 +Taking Care of Yourself
 +Judging is hard work.
 +You want to drink plenty of liquids during the day. Generally, you can't have liquids on the floor, but most venues have water coolers scattered around. Get a cup of water, drink it (and throw the cup away) when you need to. Take breaks when your team lead tells you to, and ask for one if and when you need it. When you do take a break, or when you get lunch, sit down.
 +Judging is also hard mental work. Get plenty of sleep beforehand. More importantly,​ talk with other judges during the event. It makes a nice change of mental gears, and it helps. Just don't get so involved in a discussion that you are not watching the floor. Judges should remain spread out, discussions in twos and threes are fine, however.
 +
 +The Non-Judging Judging
 +Judging does not end when the event wraps up for the day, you go on break or your shift ends. The main reason Wizard brings judges from all over is to train them, and a huge part of that training is meeting and getting to know other judges. A big part of that meeting happens after the shifts end.
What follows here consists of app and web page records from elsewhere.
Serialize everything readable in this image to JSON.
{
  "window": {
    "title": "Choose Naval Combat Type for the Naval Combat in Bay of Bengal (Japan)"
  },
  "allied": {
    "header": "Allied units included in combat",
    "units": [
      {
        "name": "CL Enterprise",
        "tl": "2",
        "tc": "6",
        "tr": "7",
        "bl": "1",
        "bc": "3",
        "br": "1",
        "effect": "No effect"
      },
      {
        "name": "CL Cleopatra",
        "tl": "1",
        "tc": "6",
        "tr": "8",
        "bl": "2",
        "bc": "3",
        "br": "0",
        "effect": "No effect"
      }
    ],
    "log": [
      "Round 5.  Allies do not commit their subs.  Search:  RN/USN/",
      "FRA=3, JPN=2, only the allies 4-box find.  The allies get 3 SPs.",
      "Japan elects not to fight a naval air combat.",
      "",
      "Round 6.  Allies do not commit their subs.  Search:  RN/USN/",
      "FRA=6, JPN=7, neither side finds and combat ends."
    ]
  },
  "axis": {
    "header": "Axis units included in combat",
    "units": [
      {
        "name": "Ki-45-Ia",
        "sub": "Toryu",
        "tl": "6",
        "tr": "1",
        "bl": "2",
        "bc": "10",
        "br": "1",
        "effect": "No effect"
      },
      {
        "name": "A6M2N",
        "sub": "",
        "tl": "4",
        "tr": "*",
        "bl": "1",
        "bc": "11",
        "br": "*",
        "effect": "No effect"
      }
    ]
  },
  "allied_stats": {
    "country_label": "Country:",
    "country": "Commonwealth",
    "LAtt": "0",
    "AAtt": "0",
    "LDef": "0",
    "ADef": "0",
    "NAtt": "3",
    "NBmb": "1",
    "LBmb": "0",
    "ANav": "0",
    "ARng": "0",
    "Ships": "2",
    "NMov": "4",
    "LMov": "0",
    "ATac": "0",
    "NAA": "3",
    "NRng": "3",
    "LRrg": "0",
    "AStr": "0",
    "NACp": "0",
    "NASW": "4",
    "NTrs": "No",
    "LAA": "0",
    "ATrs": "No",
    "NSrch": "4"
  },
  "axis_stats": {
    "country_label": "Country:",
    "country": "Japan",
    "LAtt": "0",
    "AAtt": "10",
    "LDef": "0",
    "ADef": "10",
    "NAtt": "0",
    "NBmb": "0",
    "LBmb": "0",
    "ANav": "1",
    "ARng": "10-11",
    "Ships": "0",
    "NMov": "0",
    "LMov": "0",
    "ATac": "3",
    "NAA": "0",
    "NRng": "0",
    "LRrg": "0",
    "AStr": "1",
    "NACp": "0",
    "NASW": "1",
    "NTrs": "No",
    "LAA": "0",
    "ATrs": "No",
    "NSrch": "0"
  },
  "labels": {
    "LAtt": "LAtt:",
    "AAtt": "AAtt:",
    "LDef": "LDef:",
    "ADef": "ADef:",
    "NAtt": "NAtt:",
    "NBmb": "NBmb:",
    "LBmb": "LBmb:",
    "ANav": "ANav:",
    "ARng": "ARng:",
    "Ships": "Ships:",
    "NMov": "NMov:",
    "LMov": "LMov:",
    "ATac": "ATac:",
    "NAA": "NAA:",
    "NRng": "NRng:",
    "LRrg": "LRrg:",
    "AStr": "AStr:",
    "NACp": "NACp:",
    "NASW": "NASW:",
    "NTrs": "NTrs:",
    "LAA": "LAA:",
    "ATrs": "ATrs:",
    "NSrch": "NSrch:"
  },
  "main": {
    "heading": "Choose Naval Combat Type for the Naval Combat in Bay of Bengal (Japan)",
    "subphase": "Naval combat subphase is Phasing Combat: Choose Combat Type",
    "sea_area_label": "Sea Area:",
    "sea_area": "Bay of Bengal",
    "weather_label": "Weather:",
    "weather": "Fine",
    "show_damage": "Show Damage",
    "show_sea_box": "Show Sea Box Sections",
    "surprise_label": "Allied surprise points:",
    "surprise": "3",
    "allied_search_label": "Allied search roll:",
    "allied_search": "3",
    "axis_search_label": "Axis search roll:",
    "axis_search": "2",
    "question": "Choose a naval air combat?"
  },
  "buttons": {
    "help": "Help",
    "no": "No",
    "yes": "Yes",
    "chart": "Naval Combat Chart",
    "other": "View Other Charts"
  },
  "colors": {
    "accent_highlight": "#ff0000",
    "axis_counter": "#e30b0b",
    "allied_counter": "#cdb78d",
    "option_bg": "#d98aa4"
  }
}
 +At the end of the day, most of the judges are going to head out for dinner. Frequently, large groups of judges will head for a restaurant for a long meal and a lot of talk. In every case I have seen, anyone is welcome to attend. These dinners are often the best part of a big event. We only offer one caveat: some of the older judges – those with jobs / incomes – like to eat well. If your budget is tight, ask about the price range.
 +Almost all judges are also Magic players. Judges often draft, especially if they get a box of product at the end of the event. At other times, drafts may spring up. Other judges play a format called Elder Dragon Highlander (Commander) – and many EDH players have extra decks they are willing to lend out.
 +
 +After the Event
 +
 +Reviews
 +The DCI is all about judge growth. Quality judges provide an enjoyable and consistent tournament experience across the entire Magic-playing world. No judge can improve without feedback, however, so it is important to a) provide that feedback to others and b) accept the feedback that others give you. The review area of the judge center is the tool of choice for this purpose.
 +It is recommended that you provide honest and useful reviews for at least two other judges after the event (more than two is also quite welcome). It is also recommended that you speak with the judges you intend to review in person before the event is over. An unexpected review (particularly a less-than-glowing one) can be a shocker.
 +A review does not need to be long, but it should be useful. In general, a good review includes a couple of things that the reviewed judge did well, and one or two things that he or she could improve upon. Constructive criticism is welcome (emphasis intentional).
 +You should also expect to get a couple of reviews from others. In fact, if there is a judge that you work with at the event who may not otherwise review you (because he/she isn't your team lead or head judge), it's entirely appropriate for you to specifically request observation and a review. When you get a review, don't just read it and forget it — use the information to continue to improve as a judge.
 +
 +Keeping in Touch
 +A side benefit of the judge center is the ability to contact other judges, even if you don't have their contact information. Just go to the "​Find"​ page, where you can type in a judge'​s name and send that person an email. Remember, judges like to chat about judging, even if it's not in person.
 +Another way to keep in touch is on the #mtgjudge channel on IRC (EFNet). This channel is always a strange and fascinating mix of guru-level rules discussion with random light chat about life in general.
 +
 +Doing it Again
 +Practice is the key to success, and this is just as true for judging high-level events as it is for anything else. If you enjoyed the experience, come back! If you were too nervous to enjoy the experience, come back! The more you participate,​ the easier it gets, the more relaxed you'll be, and the more you'll be able to focus on having a good time.
 +"​Judging – if you are not having fun, you are not doing it right."​- Sheldon Menery
 +We hope this helps, and we hope to see you at the next big event.